Weaponizing Free Speech


At Yale, at Missouri, at Wesleyan, and elsewhere, we’re witnessing a struggle between students who feel “unsafe,” physically and psychologically, and other social forces – at different times, faculty and administration, outside groups, or powerful alumni – who wish to protect what is described as “the exchange of ideas.” At best, popular shorthand characterizes this struggle as a matter of “free speech” versus “safe spaces,” as if one had to choose between the two. At worst, the students are characterized as thin-skinned and “intolerant.”

Students can – and do – speak for themselves. Writing as a faculty member, though, I find that many of the campus advocates of free speech don’t seem to want to preserve the best of it – or to protect the right of the individual in the face of authoritarian state sanction. Instead, they want to protect the right of the individual to say something that civil society deems politically incorrect, no matter how hurtful, because, when it comes down to it, they appear to value free speech more than they do anything else.

As Jelani Cobb puts it, “The freedom to offend the powerful is not equivalent to the freedom to bully the relatively disempowered.” As importantly, civil society has already designated certain things to be, well, profoundly uncivil. Things like blackface, for example. Or scientific racism. Or swastikas. And, really, no one should actually want to protect that sort of thing, let alone reproduce it. When we, as faculty, offer up blackface – or any of its logical analogies – as free speech itself, or when those are the things we’re debating, we’re well outside of what any rational person would argue. We’re weaponizing free speech.

It is telling, to me, that all of the present drama about free speech on college campuses isn’t about something comparatively innocent – like a debate over the relative value of William Faulkner and Toni Morrison – but instead over the right to say and do something vile and reprehensible. It is just as revealing that current defenders of free speech believe students to be overly sensitive, which gives their jeremiads against “safe space” a narrow-minded, social Darwinist texture, and transforms noxious ideas on campus into a form of tough-love.

We have a job to do. No one working within the modern university actually believes that every idea is of equal weight and equal value. Bringing two radically dissimilar ideas, one serious and the other obscene, into conversation “just because” only cheapens one and elevates the other. This notion that all ideas are worth the same is, as so many have noted, an utterly bankrupt false equivalency. We’re supposed to be a thinking and discerning institution, to review certain ideas and hypotheses, and establish certain intelligent benchmarks for any subsequent conversation. We’re supposed to set aside discussion of anything that seems farcical, ridiculous, or just plain mean. Just as editorial control precedes publishing, so should discernment precede speech, especially on a college campus – where we are supposed to be in the business of practicing and teaching both. Our chief function amidst the brick buildings and green lawns of higher education is to not merely to shed light on a complex landscape, but also to show the way through it.
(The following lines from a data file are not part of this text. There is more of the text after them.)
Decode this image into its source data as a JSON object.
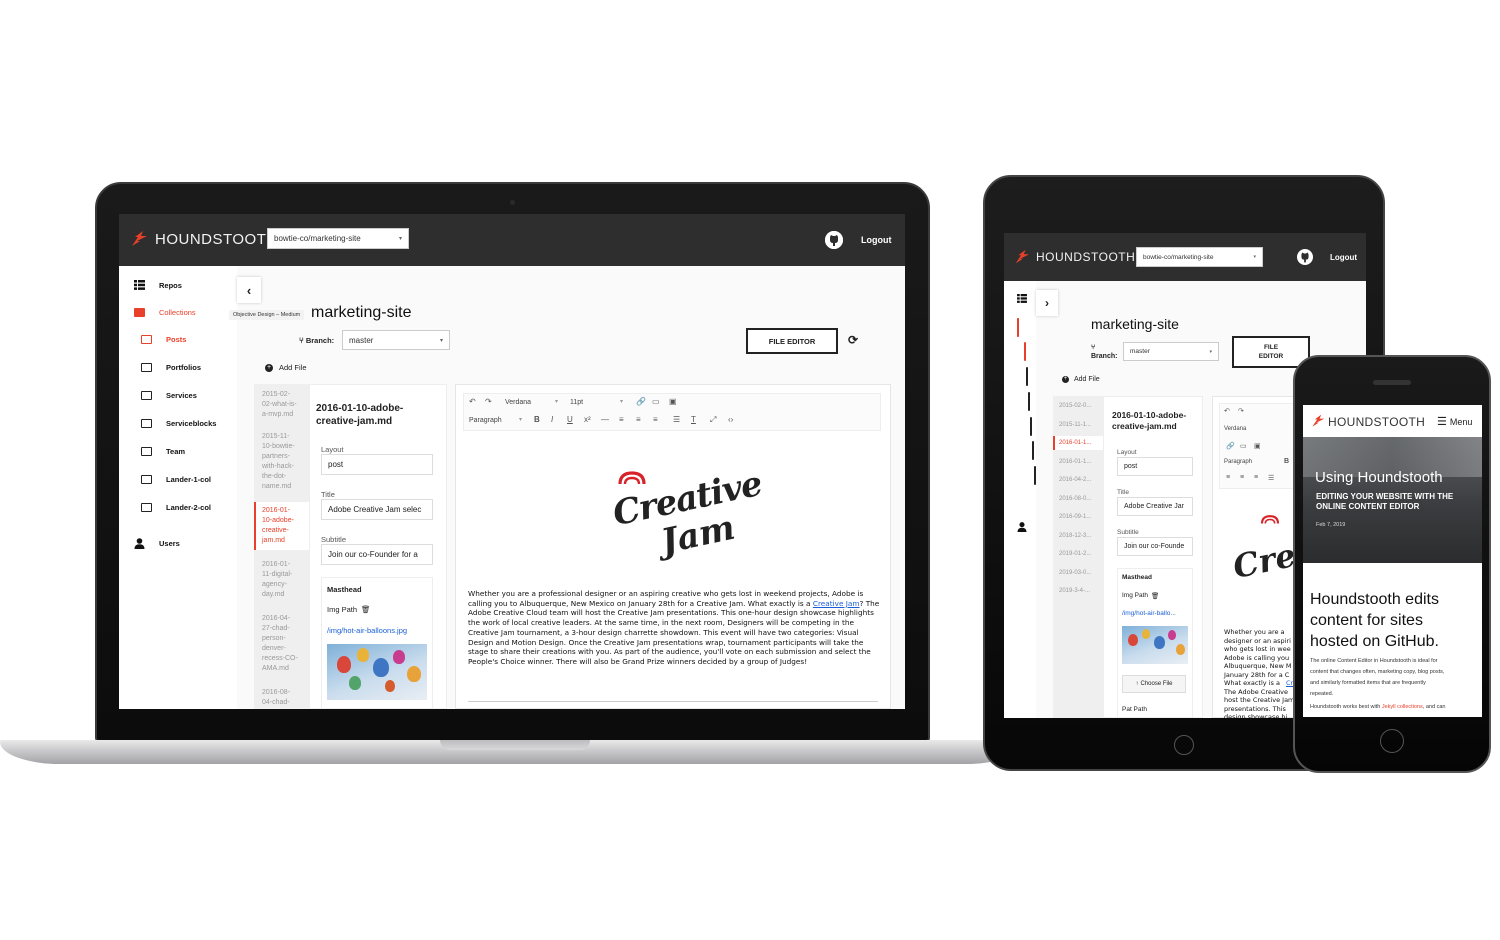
{
  "laptop": {
    "brand": "HOUNDSTOOTH",
    "repo_select": "bowtie-co/marketing-site",
    "logout": "Logout",
    "sidebar": [
      {
        "label": "Repos",
        "icon": "grid-icon"
      },
      {
        "label": "Collections",
        "icon": "folder-filled-icon",
        "active": true
      },
      {
        "label": "Posts",
        "icon": "folder-open-icon",
        "active": true
      },
      {
        "label": "Portfolios",
        "icon": "folder-icon"
      },
      {
        "label": "Services",
        "icon": "folder-icon"
      },
      {
        "label": "Serviceblocks",
        "icon": "folder-icon"
      },
      {
        "label": "Team",
        "icon": "folder-icon"
      },
      {
        "label": "Lander-1-col",
        "icon": "folder-icon"
      },
      {
        "label": "Lander-2-col",
        "icon": "folder-icon"
      },
      {
        "label": "Users",
        "icon": "user-icon"
      }
    ],
    "tooltip": "Objective Design – Medium",
    "repo_title": "marketing-site",
    "branch_label": "Branch:",
    "branch_value": "master",
    "file_editor_btn": "FILE EDITOR",
    "add_file": "Add File",
    "files": [
      "2015-02-02-what-is-a-mvp.md",
      "2015-11-10-bowtie-partners-with-hack-the-dot-name.md",
      "2016-01-10-adobe-creative-jam.md",
      "2016-01-11-digital-agency-day.md",
      "2016-04-27-chad-person-denver-recess-CO-AMA.md",
      "2016-08-04-chad-"
    ],
    "file_lines": [
      [
        "2015-02-",
        "02-what-is-",
        "a-mvp.md"
      ],
      [
        "2015-11-",
        "10-bowtie-",
        "partners-",
        "with-hack-",
        "the-dot-",
        "name.md"
      ],
      [
        "2016-01-",
        "10-adobe-",
        "creative-",
        "jam.md"
      ],
      [
        "2016-01-",
        "11-digital-",
        "agency-",
        "day.md"
      ],
      [
        "2016-04-",
        "27-chad-",
        "person-",
        "denver-",
        "recess-CO-",
        "AMA.md"
      ],
      [
        "2016-08-",
        "04-chad-"
      ]
    ],
    "doc_title_1": "2016-01-10-adobe-",
    "doc_title_2": "creative-jam.md",
    "layout_label": "Layout",
    "layout_value": "post",
    "title_label": "Title",
    "title_value": "Adobe Creative Jam selec",
    "subtitle_label": "Subtitle",
    "subtitle_value": "Join our co-Founder for a",
    "masthead_label": "Masthead",
    "img_path_label": "Img Path",
    "img_path_value": "/img/hot-air-balloons.jpg",
    "editor_font": "Verdana",
    "editor_size": "11pt",
    "editor_block": "Paragraph",
    "logo_text_1": "Creative",
    "logo_text_2": "Jam",
    "body_pre": "Whether you are a professional designer or an aspiring creative who gets lost in weekend projects, Adobe is calling you to Albuquerque, New Mexico on January 28th for a Creative Jam. What exactly is a ",
    "body_link": "Creative Jam",
    "body_post": "? The Adobe Creative Cloud team will host the Creative Jam presentations. This one-hour design showcase highlights the work of local creative leaders. At the same time, in the next room, Designers will be competing in the Creative Jam tournament, a 3-hour design charrette showdown. This event will have two categories: Visual Design and Motion Design. Once the Creative Jam presentations wrap, tournament participants will take the stage to share their creations with you. As part of the audience, you'll vote on each submission and select the People's Choice winner. There will also be Grand Prize winners decided by a group of Judges!"
  },
  "tablet": {
    "brand": "HOUNDSTOOTH",
    "repo_select": "bowtie-co/marketing-site",
    "logout": "Logout",
    "repo_title": "marketing-site",
    "branch_label": "Branch:",
    "branch_value": "master",
    "file_editor_btn_1": "FILE",
    "file_editor_btn_2": "EDITOR",
    "add_file": "Add File",
    "files": [
      "2015-02-0...",
      "2015-11-1...",
      "2016-01-1...",
      "2016-01-1...",
      "2016-04-2...",
      "2016-08-0...",
      "2016-09-1...",
      "2018-12-3...",
      "2019-01-2...",
      "2019-03-0...",
      "2019-3-4-..."
    ],
    "doc_title_1": "2016-01-10-adobe-",
    "doc_title_2": "creative-jam.md",
    "layout_label": "Layout",
    "layout_value": "post",
    "title_label": "Title",
    "title_value": "Adobe Creative Jar",
    "subtitle_label": "Subtitle",
    "subtitle_value": "Join our co-Founde",
    "masthead_label": "Masthead",
    "img_path_label": "Img Path",
    "img_path_value": "/img/hot-air-ballo...",
    "choose_file": "Choose File",
    "pat_path": "Pat Path",
    "editor_font": "Verdana",
    "editor_block": "Paragraph",
    "body_lines": [
      "Whether you are a",
      "designer or an aspiri",
      "who gets lost in wee",
      "Adobe is calling you",
      "Albuquerque, New M",
      "January 28th for a C",
      "What exactly is a",
      "The Adobe Creative",
      "host the Creative Jam",
      "presentations. This",
      "design showcase hi"
    ],
    "body_link": "Cre"
  },
  "phone": {
    "brand": "HOUNDSTOOTH",
    "menu": "Menu",
    "hero_title": "Using Houndstooth",
    "hero_sub_1": "EDITING YOUR WEBSITE WITH THE",
    "hero_sub_2": "ONLINE CONTENT EDITOR",
    "hero_date": "Feb 7, 2019",
    "headline_1": "Houndstooth edits",
    "headline_2": "content for sites",
    "headline_3": "hosted on GitHub.",
    "para_lines": [
      "The online Content Editor in Houndstooth is ideal for",
      "content that changes often, marketing copy, blog posts,",
      "and similarly formatted items that are frequently",
      "repeated."
    ],
    "para2_pre": "Houndstooth works best with ",
    "para2_link": "Jekyll collections",
    "para2_post": ", and can"
  },
  "colors": {
    "accent": "#e8402a",
    "header": "#2e2e2e",
    "link": "#1a5fd6"
  }
}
The world outside will be what it is, but a college campus is not a public square. We ask students to sign (or at least acknowledge) an honor code at most colleges and universities. Here, where I teach, that code valorizes debate and inquiry, but it also highlights words like “integrity” and concepts like “mutual respect, tolerance, and understanding.” It emphasizes the “social community” of the campus.  By asking our students to agree to this, we make them promise a degree of intellectual and emotional generosity not generally found outside of the confines of the university. We imagine – and idealize – that everyone will work together to encourage a positive, constructive learning environment. Look around. Listen. When we hear some students confess that they feel unsafe, when they cry in our offices, when tell us that they feel silenced, they are telling us that we are collectively not living up to this social contract. They are asking for help. This isn’t about rights; it is about righteousness.

We have a moral and ethical obligation to care more about our students than we do about some abstract and unrealistically unabridged ideal of free speech, especially when the speech itself is so obviously a provocation, a stirring of the pot for no good reason. We’re supposed to make it possible for everyone to bring their passion – and, sometimes, their pain – into the classroom, but that doesn’t mean that everyone gets to say whatever they want, because we’ve agreed – from the moment we enter the campus – to be mindful of each other. We’re not supposed to make things worse or to add to the pain.